--- Task directions ---
The entries below are to be repeated verbatim, in full.

--- The records ---
[Start of Attachment]

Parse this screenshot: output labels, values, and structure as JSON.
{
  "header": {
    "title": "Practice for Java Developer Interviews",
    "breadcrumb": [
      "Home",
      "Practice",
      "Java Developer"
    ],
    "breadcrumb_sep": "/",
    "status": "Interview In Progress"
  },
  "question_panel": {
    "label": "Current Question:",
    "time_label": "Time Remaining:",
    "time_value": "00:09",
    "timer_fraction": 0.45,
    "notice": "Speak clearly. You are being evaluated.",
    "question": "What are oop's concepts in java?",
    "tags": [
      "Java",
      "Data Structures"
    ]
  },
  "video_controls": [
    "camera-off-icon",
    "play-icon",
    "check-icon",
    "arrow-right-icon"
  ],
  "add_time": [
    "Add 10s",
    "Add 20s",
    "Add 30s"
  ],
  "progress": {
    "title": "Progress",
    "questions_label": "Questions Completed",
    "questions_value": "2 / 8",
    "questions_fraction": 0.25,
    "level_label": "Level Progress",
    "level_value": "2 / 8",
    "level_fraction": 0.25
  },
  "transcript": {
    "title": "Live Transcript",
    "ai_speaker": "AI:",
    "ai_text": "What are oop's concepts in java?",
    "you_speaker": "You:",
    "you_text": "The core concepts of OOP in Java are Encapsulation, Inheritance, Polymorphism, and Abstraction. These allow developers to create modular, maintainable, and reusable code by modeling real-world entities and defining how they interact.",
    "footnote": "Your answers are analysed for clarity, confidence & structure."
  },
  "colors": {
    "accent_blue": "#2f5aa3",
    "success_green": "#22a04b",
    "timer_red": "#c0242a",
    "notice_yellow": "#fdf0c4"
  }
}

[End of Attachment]

--- Answer section ---
Parse this screenshot: output labels, values, and structure as JSON.
{
  "header": {
    "title": "Practice for Java Developer Interviews",
    "breadcrumb": [
      "Home",
      "Practice",
      "Java Developer"
    ],
    "breadcrumb_sep": "/",
    "status": "Interview In Progress"
  },
  "question_panel": {
    "label": "Current Question:",
    "time_label": "Time Remaining:",
    "time_value": "00:09",
    "timer_fraction": 0.45,
    "notice": "Speak clearly. You are being evaluated.",
    "question": "What are oop's concepts in java?",
    "tags": [
      "Java",
      "Data Structures"
    ]
  },
  "video_controls": [
    "camera-off-icon",
    "play-icon",
    "check-icon",
    "arrow-right-icon"
  ],
  "add_time": [
    "Add 10s",
    "Add 20s",
    "Add 30s"
  ],
  "progress": {
    "title": "Progress",
    "questions_label": "Questions Completed",
    "questions_value": "2 / 8",
    "questions_fraction": 0.25,
    "level_label": "Level Progress",
    "level_value": "2 / 8",
    "level_fraction": 0.25
  },
  "transcript": {
    "title": "Live Transcript",
    "ai_speaker": "AI:",
    "ai_text": "What are oop's concepts in java?",
    "you_speaker": "You:",
    "you_text": "The core concepts of OOP in Java are Encapsulation, Inheritance, Polymorphism, and Abstraction. These allow developers to create modular, maintainable, and reusable code by modeling real-world entities and defining how they interact.",
    "footnote": "Your answers are analysed for clarity, confidence & structure."
  },
  "colors": {
    "accent_blue": "#2f5aa3",
    "success_green": "#22a04b",
    "timer_red": "#c0242a",
    "notice_yellow": "#fdf0c4"
  }
}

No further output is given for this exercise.